■ WORK REQUEST
Pick out each line in these entries that contains the string "Closest".

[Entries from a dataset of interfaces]
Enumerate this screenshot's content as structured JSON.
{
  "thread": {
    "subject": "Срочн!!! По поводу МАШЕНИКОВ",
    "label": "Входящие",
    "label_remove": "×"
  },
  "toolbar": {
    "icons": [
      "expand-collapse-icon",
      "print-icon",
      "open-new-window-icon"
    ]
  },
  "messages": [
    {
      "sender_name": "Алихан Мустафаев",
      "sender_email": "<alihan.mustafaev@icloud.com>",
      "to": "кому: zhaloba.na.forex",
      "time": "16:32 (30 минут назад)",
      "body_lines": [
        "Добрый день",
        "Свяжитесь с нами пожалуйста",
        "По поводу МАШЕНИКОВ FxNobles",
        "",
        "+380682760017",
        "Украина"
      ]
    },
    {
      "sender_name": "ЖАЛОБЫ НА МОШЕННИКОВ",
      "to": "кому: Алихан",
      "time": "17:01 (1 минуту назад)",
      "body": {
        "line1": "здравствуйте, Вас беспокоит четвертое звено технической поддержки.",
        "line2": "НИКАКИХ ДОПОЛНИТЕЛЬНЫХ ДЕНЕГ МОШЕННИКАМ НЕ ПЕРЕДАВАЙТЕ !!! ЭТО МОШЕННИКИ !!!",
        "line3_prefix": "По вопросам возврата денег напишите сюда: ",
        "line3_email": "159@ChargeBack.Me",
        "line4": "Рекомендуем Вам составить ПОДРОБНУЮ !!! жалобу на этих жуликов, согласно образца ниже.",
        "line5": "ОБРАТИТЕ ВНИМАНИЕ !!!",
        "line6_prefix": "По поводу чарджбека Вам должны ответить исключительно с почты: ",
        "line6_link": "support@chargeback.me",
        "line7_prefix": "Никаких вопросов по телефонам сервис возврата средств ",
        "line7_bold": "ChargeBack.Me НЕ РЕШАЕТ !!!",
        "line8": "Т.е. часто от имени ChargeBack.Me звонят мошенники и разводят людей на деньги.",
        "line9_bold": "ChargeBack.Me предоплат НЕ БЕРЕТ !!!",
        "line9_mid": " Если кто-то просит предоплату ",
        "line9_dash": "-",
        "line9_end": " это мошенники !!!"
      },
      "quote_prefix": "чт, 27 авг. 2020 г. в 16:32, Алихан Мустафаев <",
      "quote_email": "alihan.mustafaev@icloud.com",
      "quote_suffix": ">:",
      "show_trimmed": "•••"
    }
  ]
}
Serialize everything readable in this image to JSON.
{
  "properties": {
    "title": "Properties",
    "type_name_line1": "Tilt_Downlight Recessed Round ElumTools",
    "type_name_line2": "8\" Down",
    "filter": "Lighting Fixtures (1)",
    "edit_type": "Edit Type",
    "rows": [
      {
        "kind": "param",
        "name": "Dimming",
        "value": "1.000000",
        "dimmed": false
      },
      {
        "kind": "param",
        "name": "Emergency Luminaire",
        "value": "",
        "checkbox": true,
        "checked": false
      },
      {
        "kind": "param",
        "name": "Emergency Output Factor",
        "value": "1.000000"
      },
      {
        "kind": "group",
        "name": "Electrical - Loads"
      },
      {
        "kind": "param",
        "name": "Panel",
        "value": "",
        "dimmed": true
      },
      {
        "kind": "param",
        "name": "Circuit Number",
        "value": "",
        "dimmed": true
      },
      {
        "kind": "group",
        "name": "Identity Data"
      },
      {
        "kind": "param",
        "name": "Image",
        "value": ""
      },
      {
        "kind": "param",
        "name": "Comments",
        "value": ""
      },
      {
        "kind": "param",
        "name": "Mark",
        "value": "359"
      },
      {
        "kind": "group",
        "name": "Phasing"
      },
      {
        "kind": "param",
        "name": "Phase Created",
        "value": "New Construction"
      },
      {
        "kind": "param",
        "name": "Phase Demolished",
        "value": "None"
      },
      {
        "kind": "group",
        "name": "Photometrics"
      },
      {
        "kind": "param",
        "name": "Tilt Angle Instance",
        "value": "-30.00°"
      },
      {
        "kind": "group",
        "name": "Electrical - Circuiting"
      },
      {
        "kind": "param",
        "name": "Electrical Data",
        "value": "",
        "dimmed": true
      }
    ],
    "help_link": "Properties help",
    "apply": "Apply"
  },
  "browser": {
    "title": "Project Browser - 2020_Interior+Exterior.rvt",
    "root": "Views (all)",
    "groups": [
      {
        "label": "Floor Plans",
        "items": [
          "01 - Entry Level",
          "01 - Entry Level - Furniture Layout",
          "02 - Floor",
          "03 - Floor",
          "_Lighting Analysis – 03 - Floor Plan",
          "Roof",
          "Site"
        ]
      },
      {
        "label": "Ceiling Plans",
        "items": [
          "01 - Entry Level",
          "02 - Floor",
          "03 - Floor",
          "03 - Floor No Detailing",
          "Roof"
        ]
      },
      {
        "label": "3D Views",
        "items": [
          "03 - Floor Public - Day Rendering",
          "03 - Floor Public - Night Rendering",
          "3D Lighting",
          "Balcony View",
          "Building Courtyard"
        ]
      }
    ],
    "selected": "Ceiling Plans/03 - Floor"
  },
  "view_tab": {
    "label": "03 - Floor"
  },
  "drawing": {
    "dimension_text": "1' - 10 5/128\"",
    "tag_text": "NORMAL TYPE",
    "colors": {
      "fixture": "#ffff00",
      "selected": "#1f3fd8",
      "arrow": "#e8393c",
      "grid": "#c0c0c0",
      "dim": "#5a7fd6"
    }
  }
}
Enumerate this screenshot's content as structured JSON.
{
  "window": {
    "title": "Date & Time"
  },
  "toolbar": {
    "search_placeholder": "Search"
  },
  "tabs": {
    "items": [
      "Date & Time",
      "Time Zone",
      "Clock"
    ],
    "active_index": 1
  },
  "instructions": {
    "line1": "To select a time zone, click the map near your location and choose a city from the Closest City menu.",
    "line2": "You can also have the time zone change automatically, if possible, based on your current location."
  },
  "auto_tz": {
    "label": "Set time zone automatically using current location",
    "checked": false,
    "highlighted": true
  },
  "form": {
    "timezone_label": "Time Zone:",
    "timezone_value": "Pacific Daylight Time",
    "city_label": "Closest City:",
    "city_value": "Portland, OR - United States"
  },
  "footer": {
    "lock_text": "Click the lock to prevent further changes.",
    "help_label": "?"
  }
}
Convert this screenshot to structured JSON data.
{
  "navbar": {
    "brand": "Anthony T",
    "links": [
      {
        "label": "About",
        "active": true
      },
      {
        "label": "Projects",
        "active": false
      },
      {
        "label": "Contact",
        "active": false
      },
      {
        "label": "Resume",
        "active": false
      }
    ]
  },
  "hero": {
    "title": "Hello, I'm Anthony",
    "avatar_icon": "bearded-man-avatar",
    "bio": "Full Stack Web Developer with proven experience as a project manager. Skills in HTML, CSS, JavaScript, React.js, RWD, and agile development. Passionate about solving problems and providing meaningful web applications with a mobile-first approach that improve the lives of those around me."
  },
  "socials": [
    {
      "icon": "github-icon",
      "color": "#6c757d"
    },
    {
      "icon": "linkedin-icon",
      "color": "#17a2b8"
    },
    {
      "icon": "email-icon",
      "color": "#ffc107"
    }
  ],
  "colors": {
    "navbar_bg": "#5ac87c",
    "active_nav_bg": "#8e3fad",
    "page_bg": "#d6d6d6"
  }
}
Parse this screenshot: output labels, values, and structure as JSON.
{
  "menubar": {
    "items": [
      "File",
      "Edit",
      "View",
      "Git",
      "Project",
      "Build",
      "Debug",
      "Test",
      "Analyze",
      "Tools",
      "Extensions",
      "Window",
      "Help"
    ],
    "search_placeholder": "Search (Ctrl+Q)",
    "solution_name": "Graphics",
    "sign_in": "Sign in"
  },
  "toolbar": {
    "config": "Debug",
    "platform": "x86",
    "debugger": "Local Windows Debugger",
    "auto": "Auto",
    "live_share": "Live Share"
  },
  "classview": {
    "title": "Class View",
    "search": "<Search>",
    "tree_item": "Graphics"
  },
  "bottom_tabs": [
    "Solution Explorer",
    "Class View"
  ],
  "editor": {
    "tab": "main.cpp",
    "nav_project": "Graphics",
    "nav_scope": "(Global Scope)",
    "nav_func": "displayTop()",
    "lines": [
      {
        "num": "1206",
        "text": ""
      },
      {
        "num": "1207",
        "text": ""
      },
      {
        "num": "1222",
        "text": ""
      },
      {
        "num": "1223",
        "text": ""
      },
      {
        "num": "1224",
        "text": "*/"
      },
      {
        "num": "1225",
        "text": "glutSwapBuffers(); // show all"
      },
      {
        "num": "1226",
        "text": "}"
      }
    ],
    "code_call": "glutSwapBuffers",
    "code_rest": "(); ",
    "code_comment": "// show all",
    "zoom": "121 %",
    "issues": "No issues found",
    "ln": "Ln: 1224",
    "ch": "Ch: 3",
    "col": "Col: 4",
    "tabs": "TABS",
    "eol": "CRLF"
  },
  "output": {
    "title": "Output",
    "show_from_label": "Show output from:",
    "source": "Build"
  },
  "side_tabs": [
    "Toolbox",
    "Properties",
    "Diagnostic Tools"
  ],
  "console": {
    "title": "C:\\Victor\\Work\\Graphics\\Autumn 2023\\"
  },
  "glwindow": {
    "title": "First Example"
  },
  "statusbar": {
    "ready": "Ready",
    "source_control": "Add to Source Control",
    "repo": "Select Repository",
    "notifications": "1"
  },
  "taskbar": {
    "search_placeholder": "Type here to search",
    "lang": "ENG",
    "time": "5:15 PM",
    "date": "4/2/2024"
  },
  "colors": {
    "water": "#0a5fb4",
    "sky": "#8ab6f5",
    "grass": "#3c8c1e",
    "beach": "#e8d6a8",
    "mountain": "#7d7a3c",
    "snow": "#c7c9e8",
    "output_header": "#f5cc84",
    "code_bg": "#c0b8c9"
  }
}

■ RESPONSE TO THIS EXERCISE
    "line1": "To select a time zone, click the map near your location and choose a city from the Closest City menu.",
    "city_label": "Closest City:",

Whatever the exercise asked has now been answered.